- Individualistic law
- Liberal law - It is determined by the autonomy of the will of individuals - It allows him to arrange his life as he sees fit - It is dispositive in nature
- Homogeneous law
- Stable law - From the Roman tradition, extremely elaborate - Compared to public law, it is old
International law[edit | edit source]
International law is based on international treaties from supranational institutions
International law refers to:
- private international law: a set of rules of domestic law that resolve conflicts arising from legal problems that include foreign elements. These rules designate the competent authority to judge.
- public international law: all the rules of law that govern the relations between subjects of international law.
International law originates from the subjects of international law through treaties and international institutions.
Public international law[edit | edit source]
Public international law is also called "droit des gens" from the Latin "ius gentium".
It can be defined:
- by its sources: all the rules of law whose source is international
- by its purpose: it is called upon to regulate relations between States, their relationship with international organizations, and regulates the functioning of international organizations
This branch has existed since antiquity, because there is a community of interest between States that allows conflicts to be resolved by means other than force.
In a State, there is an established power that sanctions the rules of law.

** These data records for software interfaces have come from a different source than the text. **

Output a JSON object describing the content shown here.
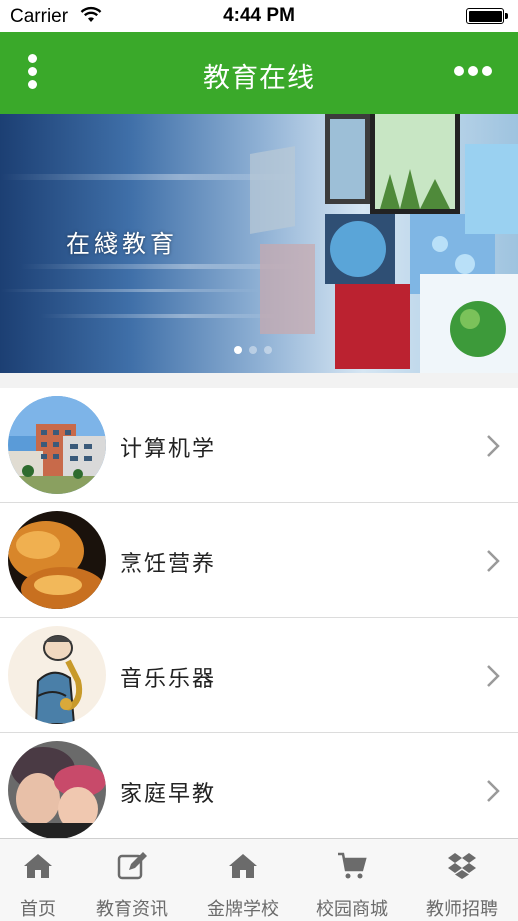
{
  "status_bar": {
    "carrier": "Carrier",
    "time": "4:44 PM"
  },
  "header": {
    "title": "教育在线"
  },
  "banner": {
    "text": "在綫教育",
    "slide_count": 3,
    "active_slide": 1
  },
  "list": {
    "items": [
      {
        "label": "计算机学",
        "icon": "building-photo"
      },
      {
        "label": "烹饪营养",
        "icon": "bread-photo"
      },
      {
        "label": "音乐乐器",
        "icon": "saxophone-player-drawing"
      },
      {
        "label": "家庭早教",
        "icon": "mother-child-photo"
      }
    ]
  },
  "tab_bar": {
    "tabs": [
      {
        "label": "首页",
        "icon": "home-icon"
      },
      {
        "label": "教育资讯",
        "icon": "edit-icon"
      },
      {
        "label": "金牌学校",
        "icon": "home-icon"
      },
      {
        "label": "校园商城",
        "icon": "cart-icon"
      },
      {
        "label": "教师招聘",
        "icon": "dropbox-icon"
      }
    ]
  },
  "colors": {
    "accent": "#3aa92a",
    "tab_label": "#6b6b6b",
    "background": "#f2f2f2"
  }
}
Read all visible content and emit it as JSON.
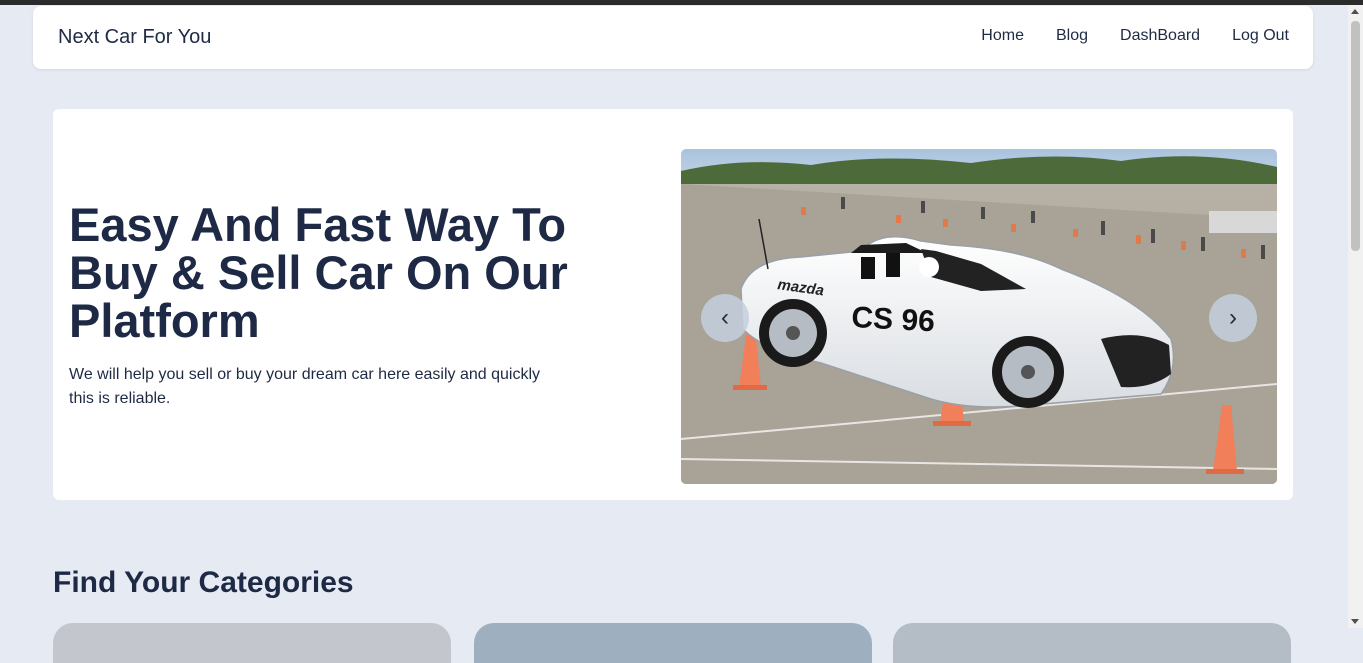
{
  "navbar": {
    "brand": "Next Car For You",
    "links": [
      "Home",
      "Blog",
      "DashBoard",
      "Log Out"
    ]
  },
  "hero": {
    "title": "Easy And Fast Way To Buy & Sell Car On Our Platform",
    "subtitle": "We will help you sell or buy your dream car here easily and quickly this is reliable.",
    "car_brand": "mazda",
    "car_number": "CS 96",
    "prev_symbol": "‹",
    "next_symbol": "›"
  },
  "categories": {
    "title": "Find Your Categories"
  },
  "colors": {
    "page_bg": "#e5eaf3",
    "card_bg": "#ffffff",
    "text_dark": "#1e2a45",
    "carousel_button": "#c4cfde"
  }
}
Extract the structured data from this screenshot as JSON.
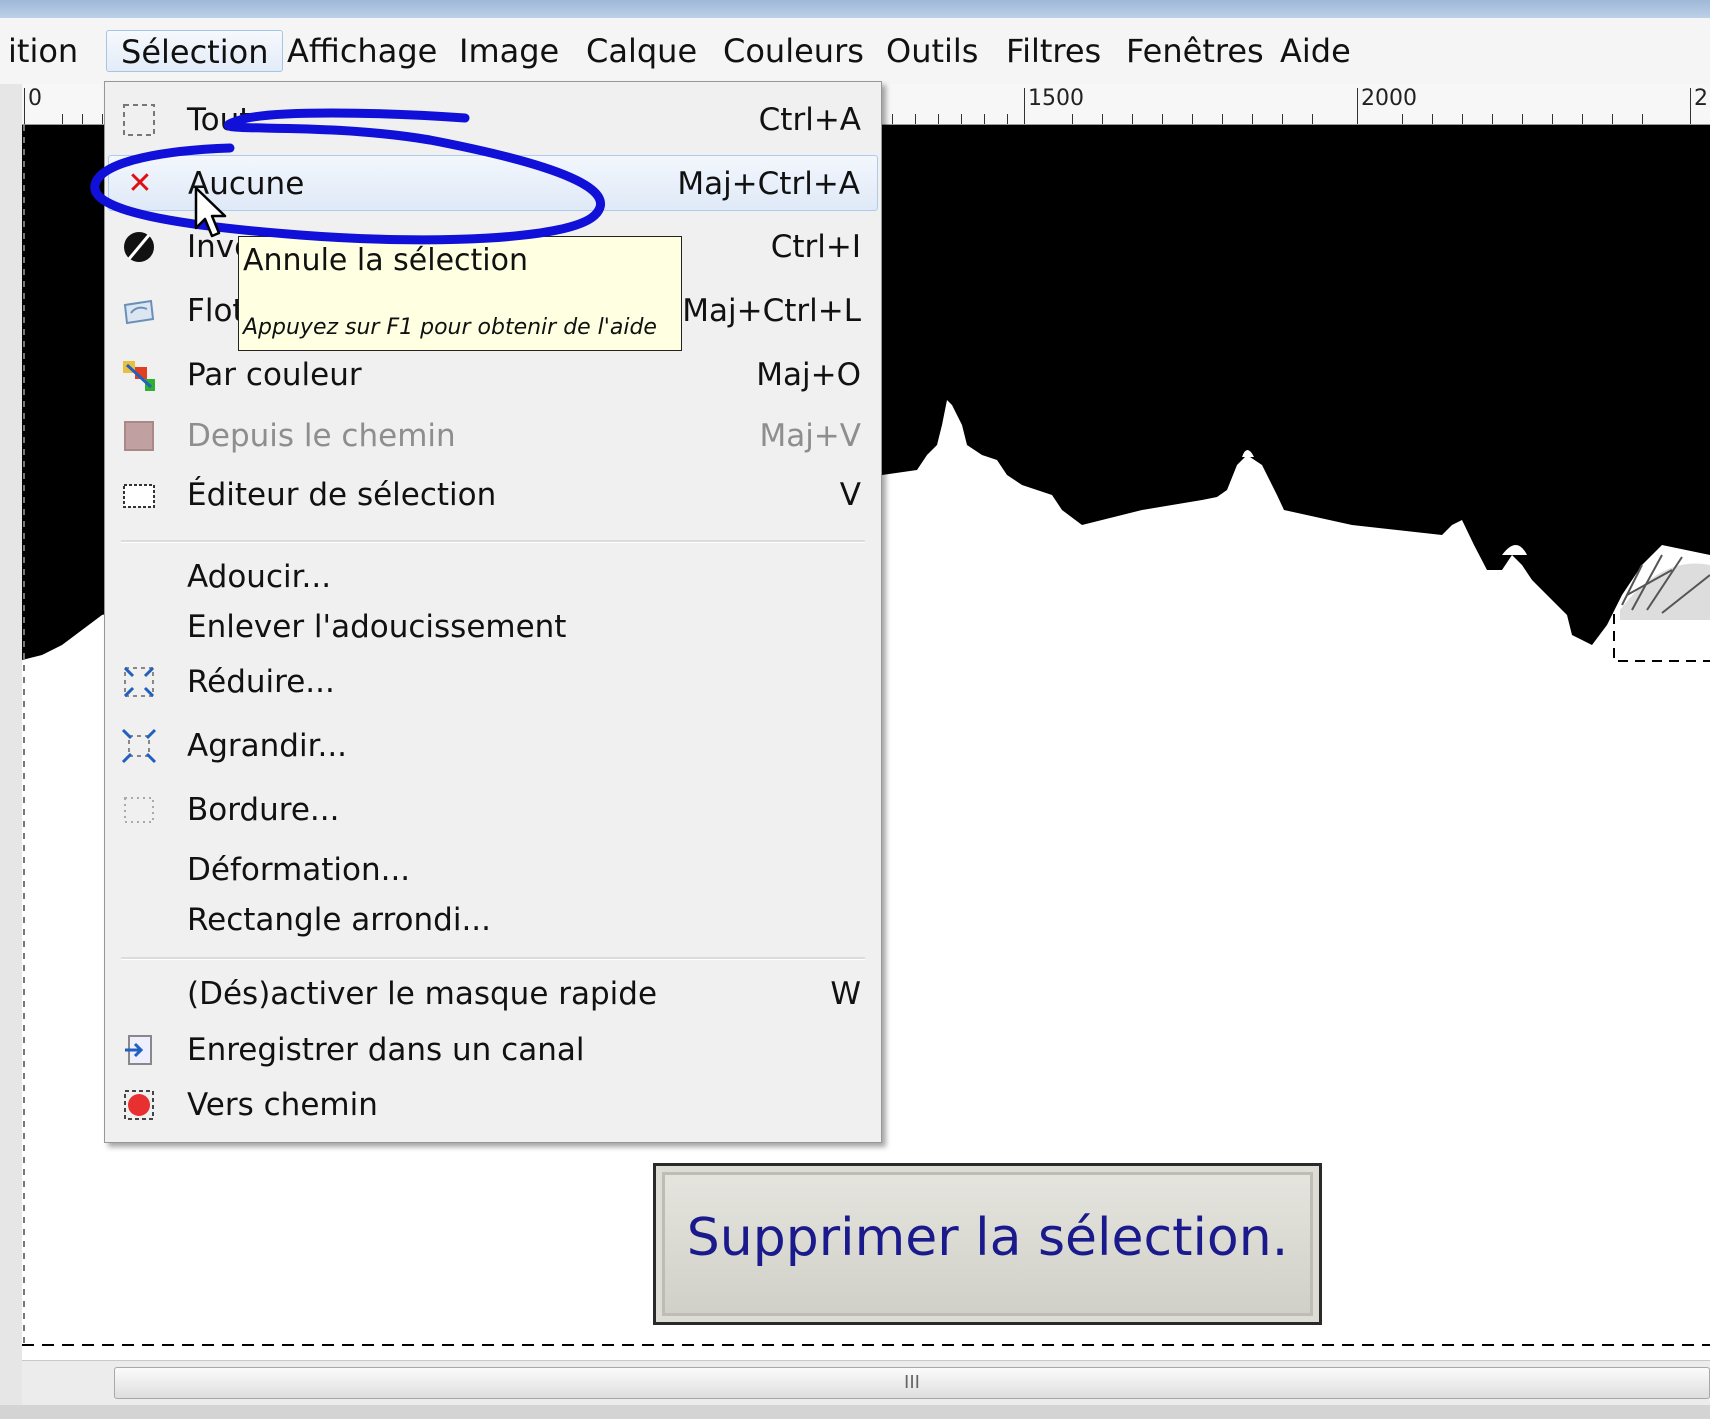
{
  "menubar": {
    "items": [
      "ition",
      "Sélection",
      "Affichage",
      "Image",
      "Calque",
      "Couleurs",
      "Outils",
      "Filtres",
      "Fenêtres",
      "Aide"
    ],
    "active_index": 1
  },
  "ruler": {
    "labels": [
      "0",
      "1500",
      "2000",
      "2"
    ]
  },
  "menu": {
    "items": [
      {
        "label": "Tout",
        "shortcut": "Ctrl+A",
        "icon": "select-all-icon"
      },
      {
        "label": "Aucune",
        "shortcut": "Maj+Ctrl+A",
        "icon": "select-none-icon",
        "highlighted": true
      },
      {
        "label": "Inve",
        "shortcut": "Ctrl+I",
        "icon": "invert-icon"
      },
      {
        "label": "Flot",
        "shortcut": "Maj+Ctrl+L",
        "icon": "float-icon"
      },
      {
        "label": "Par couleur",
        "shortcut": "Maj+O",
        "icon": "by-color-icon"
      },
      {
        "label": "Depuis le chemin",
        "shortcut": "Maj+V",
        "icon": "from-path-icon",
        "disabled": true
      },
      {
        "label": "Éditeur de sélection",
        "shortcut": "V",
        "icon": "selection-editor-icon"
      },
      {
        "label": "Adoucir...",
        "shortcut": "",
        "icon": ""
      },
      {
        "label": "Enlever l'adoucissement",
        "shortcut": "",
        "icon": ""
      },
      {
        "label": "Réduire...",
        "shortcut": "",
        "icon": "shrink-icon"
      },
      {
        "label": "Agrandir...",
        "shortcut": "",
        "icon": "grow-icon"
      },
      {
        "label": "Bordure...",
        "shortcut": "",
        "icon": "border-icon"
      },
      {
        "label": "Déformation...",
        "shortcut": "",
        "icon": ""
      },
      {
        "label": "Rectangle arrondi...",
        "shortcut": "",
        "icon": ""
      },
      {
        "label": "(Dés)activer le masque rapide",
        "shortcut": "W",
        "icon": ""
      },
      {
        "label": "Enregistrer dans un canal",
        "shortcut": "",
        "icon": "save-channel-icon"
      },
      {
        "label": "Vers chemin",
        "shortcut": "",
        "icon": "to-path-icon"
      }
    ]
  },
  "tooltip": {
    "title": "Annule la sélection",
    "hint": "Appuyez sur F1 pour obtenir de l'aide"
  },
  "annotation": {
    "text": "Supprimer la sélection."
  },
  "scrollbar": {
    "grip": "III"
  },
  "colors": {
    "marker": "#1010d8",
    "annotation_text": "#1a1a8c",
    "tooltip_bg": "#ffffe1"
  }
}
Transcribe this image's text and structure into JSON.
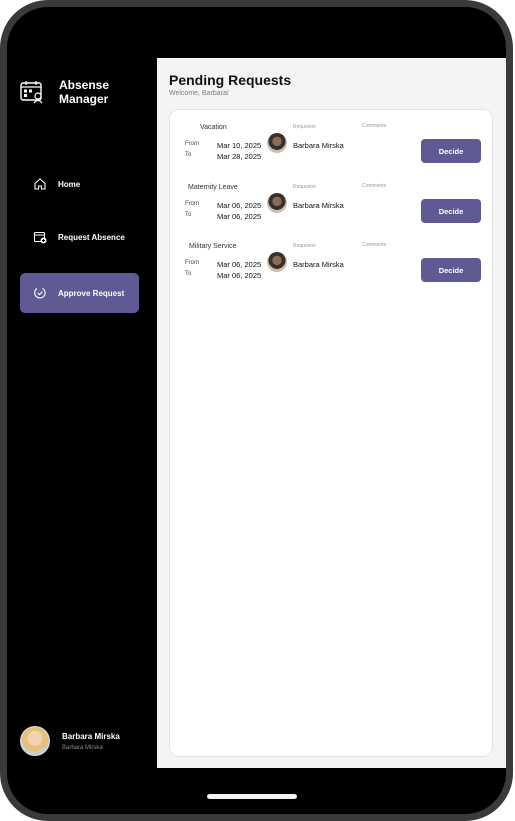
{
  "app": {
    "title": "Absense Manager"
  },
  "sidebar": {
    "items": [
      {
        "label": "Home",
        "icon": "home-icon"
      },
      {
        "label": "Request Absence",
        "icon": "calendar-add-icon"
      },
      {
        "label": "Approve Request",
        "icon": "approve-icon",
        "active": true
      }
    ],
    "user": {
      "name": "Barbara Mirska",
      "subtitle": "Barbara Mirska"
    }
  },
  "main": {
    "title": "Pending Requests",
    "subtitle": "Welcome, Barbara!",
    "labels": {
      "from": "From",
      "to": "To",
      "requestor": "Requestor",
      "comments": "Comments",
      "decide": "Decide"
    },
    "requests": [
      {
        "type": "Vacation",
        "from": "Mar 10, 2025",
        "to": "Mar 28, 2025",
        "requestor": "Barbara Mirska"
      },
      {
        "type": "Maternity Leave",
        "from": "Mar 06, 2025",
        "to": "Mar 06, 2025",
        "requestor": "Barbara Mirska"
      },
      {
        "type": "Military Service",
        "from": "Mar 06, 2025",
        "to": "Mar 06, 2025",
        "requestor": "Barbara Mirska"
      }
    ]
  },
  "colors": {
    "accent": "#5f5994",
    "sidebar_bg": "#000000",
    "main_bg": "#f4f4f4"
  }
}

However, there is no fundamental obligation that obliges a State to adopt rules of law.
There are rules of international law only to the extent that sovereign States recognize them.
Characteristics of public international law[edit | edit source]
- Deficient law - There are gaps: there are areas and cases that are not dealt with at all, this differentiates it from domestic law for example. This regulates every possible case, when public international law is concentrated in the spheres of mutual understanding of States
- Heterogeneous law - Comes from customs, national rules, it is constructed of "bricks and pieces".
- Stratigraphic law - He evokes the idea that public international law is created by a accumulation of successive layers, which remain very independent - no clear link between the parties to the law.
Annexes[edit | edit source]
- Truchet Didier, « Les branches du droit public », dans Le droit public. Paris cedex 14, Presses Universitaires de France, « Que sais-je ? », 2014, p. 83-84. URL : https://www.cairn.info/le-droit-public--9782130626503-page-83.htm
References[edit | edit source]
- Publication de Victor Monnier repertoriées sur le site de l'Université de Genève
- Hommage à Victor Monnier sur le site de l'Université de Genève
- Publications de Victor Monnier sur Cairn.info
- Publications de Victor Monnier sur Openedition.org
- Page personnelle de Victor Monnier sur le site de l'Université de Aix-Marseille
- En Hommage À Victor Monnier.” Hommages.ch, 11 Mar. 2019, www.hommages.ch/Defunt/119766/Victor_MONNIER.